Have you seen this cereal commercial?
Several women decry the frustration of nutrition and diet research which contradicts itself. Examples:
- Carbohydrates are good; carbohydrates are bad.
- Eliminate as much fat from your diet as possible; a little bit of fat is good for you.
- To lose weight, eat no more than 1500 calories a day. To lose weight, eat no more than 1200 calories a day.
And then the ladies say something like, “You know what? I’m not listening to expert advice anymore. I’m going to listen to me. I know better nutrition when I see it.”
I want to ask them: “And how do you know what’s good? How did you find out? What makes you wiser than the experts? Sure, they make mistakes. But haven’t you made a few yourselves?”
I’ve seen the same attitude in discussions of spiritual matters.
“Well, I believe…”
“In my opinion…”
“I just know that…”
Oh? Sometimes we forget that there is a standard for truth—the Bible. In the long run, it doesn’t really matter what we believe or think. What matters is what God’s Word says. If our thoughts and beliefs do not coincide with the Bible, we’re on the wrong track.
“The Lord gives wisdom, and from his mouth come knowledge and understanding” (Proverbs 2:6). In other words, God is the only source of true wisdom. We humans cannot manufacture it on our own.
God pointedly warns us about thinking of ourselves as experts of wisdom. “Do not be wise in your own eyes,” he says (3:7a). “The way of a fool seems right to him, but a wise man listens to advice” (12:15).
I, for one, would not set myself up as an expert, like the women in the commercial. I don’t always know what’s good for me. I’m not that smart!
Instead, my measuring tool is God’s Word. That’s where I turn to verify if my line of thinking is straight. There is only one Mastermind, the One who created me. And unlike human experts, he is completely trustworthy.*
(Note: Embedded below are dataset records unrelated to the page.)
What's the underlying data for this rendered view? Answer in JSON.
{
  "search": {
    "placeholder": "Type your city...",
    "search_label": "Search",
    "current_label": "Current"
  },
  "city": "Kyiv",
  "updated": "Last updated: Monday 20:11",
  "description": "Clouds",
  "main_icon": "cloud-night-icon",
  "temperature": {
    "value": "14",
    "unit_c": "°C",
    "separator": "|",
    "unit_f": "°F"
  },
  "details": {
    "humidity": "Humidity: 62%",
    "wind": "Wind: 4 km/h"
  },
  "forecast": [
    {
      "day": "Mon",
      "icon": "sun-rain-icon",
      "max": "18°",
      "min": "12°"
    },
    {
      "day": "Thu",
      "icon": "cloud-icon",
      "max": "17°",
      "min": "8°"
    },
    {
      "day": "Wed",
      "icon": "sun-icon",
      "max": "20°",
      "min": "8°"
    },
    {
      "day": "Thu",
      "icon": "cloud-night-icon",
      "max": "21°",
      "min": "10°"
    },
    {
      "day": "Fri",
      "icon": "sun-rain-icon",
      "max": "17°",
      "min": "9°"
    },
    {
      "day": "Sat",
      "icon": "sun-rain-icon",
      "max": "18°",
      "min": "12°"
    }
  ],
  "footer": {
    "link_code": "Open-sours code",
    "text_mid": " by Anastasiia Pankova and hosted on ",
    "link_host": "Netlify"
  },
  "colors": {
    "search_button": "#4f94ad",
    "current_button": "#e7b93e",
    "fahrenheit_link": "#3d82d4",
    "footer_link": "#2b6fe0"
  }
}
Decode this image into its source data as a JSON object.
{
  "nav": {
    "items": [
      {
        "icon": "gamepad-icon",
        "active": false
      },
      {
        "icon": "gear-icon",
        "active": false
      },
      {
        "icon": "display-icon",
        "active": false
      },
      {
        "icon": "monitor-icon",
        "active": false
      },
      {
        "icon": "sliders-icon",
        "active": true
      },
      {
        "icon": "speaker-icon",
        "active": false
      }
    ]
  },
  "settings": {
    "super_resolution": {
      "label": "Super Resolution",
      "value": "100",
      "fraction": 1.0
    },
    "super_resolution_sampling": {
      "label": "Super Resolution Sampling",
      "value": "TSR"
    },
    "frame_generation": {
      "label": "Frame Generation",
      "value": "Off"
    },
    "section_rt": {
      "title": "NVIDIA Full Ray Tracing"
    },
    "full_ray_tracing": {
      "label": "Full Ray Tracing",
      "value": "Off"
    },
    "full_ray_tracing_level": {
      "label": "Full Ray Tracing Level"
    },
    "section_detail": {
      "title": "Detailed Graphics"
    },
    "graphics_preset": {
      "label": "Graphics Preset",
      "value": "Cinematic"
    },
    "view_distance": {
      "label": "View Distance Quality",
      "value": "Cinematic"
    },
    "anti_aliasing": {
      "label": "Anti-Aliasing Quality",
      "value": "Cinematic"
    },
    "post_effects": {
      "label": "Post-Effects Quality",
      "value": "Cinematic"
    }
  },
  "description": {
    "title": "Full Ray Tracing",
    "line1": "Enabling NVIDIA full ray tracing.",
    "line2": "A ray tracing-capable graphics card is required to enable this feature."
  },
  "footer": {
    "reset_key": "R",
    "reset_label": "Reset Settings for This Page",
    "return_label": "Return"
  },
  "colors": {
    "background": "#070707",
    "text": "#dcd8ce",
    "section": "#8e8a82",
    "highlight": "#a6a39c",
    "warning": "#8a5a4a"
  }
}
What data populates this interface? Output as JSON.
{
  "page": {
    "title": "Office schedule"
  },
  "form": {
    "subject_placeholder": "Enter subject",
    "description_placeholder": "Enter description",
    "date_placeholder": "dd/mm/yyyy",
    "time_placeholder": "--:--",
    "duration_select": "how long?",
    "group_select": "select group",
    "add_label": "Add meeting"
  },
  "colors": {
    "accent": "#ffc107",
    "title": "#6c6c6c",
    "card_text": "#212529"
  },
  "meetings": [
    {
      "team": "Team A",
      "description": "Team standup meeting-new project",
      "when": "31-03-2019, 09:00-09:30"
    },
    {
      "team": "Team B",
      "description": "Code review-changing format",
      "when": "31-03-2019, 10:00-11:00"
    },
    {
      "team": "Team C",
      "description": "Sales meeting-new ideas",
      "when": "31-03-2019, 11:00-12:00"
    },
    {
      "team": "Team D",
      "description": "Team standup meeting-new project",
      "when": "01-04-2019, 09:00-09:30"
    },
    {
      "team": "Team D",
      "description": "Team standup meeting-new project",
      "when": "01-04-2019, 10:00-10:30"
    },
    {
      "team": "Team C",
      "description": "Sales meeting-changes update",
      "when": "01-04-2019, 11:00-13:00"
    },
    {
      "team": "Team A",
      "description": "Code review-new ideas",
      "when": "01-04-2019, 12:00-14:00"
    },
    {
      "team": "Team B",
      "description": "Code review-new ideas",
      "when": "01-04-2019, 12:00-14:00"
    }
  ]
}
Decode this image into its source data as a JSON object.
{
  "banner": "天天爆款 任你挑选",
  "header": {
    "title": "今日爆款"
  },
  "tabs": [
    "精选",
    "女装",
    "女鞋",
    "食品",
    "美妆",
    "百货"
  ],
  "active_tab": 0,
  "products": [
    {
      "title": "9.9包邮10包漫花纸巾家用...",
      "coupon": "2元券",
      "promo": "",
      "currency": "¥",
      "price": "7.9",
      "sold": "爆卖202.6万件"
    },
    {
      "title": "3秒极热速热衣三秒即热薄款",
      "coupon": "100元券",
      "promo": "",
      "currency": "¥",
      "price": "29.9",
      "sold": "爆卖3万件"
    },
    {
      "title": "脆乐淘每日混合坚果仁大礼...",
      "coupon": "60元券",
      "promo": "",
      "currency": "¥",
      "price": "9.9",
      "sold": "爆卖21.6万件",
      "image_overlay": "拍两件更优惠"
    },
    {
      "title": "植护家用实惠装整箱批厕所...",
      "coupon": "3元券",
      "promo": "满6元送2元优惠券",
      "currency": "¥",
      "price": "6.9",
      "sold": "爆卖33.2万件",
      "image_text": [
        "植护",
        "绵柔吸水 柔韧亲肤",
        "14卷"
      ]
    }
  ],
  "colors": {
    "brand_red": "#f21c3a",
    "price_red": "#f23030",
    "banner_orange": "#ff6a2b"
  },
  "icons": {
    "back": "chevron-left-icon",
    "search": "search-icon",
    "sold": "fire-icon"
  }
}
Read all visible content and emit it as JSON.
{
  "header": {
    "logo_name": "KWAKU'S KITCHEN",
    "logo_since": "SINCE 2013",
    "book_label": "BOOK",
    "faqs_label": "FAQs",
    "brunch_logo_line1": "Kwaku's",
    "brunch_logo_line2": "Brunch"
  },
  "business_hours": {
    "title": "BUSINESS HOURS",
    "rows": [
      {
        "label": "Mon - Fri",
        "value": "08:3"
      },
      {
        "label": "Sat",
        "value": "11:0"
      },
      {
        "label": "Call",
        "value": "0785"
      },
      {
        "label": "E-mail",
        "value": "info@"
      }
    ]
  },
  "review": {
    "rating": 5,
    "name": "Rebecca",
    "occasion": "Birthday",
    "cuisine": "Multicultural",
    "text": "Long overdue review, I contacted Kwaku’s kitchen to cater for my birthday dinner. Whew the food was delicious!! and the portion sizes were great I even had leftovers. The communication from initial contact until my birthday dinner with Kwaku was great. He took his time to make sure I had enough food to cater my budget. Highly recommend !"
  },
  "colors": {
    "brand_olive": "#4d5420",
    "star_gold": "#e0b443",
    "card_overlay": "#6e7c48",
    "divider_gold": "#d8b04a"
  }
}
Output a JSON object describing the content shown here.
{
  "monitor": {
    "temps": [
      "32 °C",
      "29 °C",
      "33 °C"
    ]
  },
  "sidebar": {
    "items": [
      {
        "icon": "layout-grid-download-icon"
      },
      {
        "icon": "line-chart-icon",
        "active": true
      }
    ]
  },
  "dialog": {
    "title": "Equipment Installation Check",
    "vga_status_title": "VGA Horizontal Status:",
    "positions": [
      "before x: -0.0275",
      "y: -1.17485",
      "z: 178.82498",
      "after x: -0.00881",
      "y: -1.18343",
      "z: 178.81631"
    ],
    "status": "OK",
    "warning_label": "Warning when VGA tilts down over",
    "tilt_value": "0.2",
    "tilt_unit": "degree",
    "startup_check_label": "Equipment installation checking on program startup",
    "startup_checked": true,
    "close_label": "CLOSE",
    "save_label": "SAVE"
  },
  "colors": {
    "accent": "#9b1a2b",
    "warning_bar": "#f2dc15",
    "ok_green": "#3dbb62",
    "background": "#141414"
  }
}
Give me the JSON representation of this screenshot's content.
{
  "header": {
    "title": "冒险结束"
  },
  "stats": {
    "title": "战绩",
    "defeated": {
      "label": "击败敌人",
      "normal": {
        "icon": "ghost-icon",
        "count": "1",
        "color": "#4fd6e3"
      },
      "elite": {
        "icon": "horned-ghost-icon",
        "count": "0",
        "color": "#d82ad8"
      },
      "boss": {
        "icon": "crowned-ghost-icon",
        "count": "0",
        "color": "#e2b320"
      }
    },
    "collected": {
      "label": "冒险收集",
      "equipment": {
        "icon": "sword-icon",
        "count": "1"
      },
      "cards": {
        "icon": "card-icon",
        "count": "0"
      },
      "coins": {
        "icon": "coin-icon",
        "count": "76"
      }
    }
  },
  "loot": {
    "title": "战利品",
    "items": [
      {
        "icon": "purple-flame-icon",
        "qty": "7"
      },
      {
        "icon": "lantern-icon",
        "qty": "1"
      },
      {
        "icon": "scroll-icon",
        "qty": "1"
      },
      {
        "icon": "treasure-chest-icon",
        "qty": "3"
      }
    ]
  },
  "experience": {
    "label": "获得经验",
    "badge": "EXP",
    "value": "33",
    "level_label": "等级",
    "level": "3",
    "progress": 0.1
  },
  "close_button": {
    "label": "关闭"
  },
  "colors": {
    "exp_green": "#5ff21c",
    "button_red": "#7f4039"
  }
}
It would behoove me to know what he thinks before I spout off my own opinions.
* The Bible is also trustworthy, proven time and again to be accurate, by the ancient manuscripts, archaeology, prophecy, and other proofs. You may wish to read Biblical Archaeology: A Very Short Introduction by Eric H. Cline and The Evidence of Prophecy edited by Robert C. Newman for a deeper study of these fascinating topics.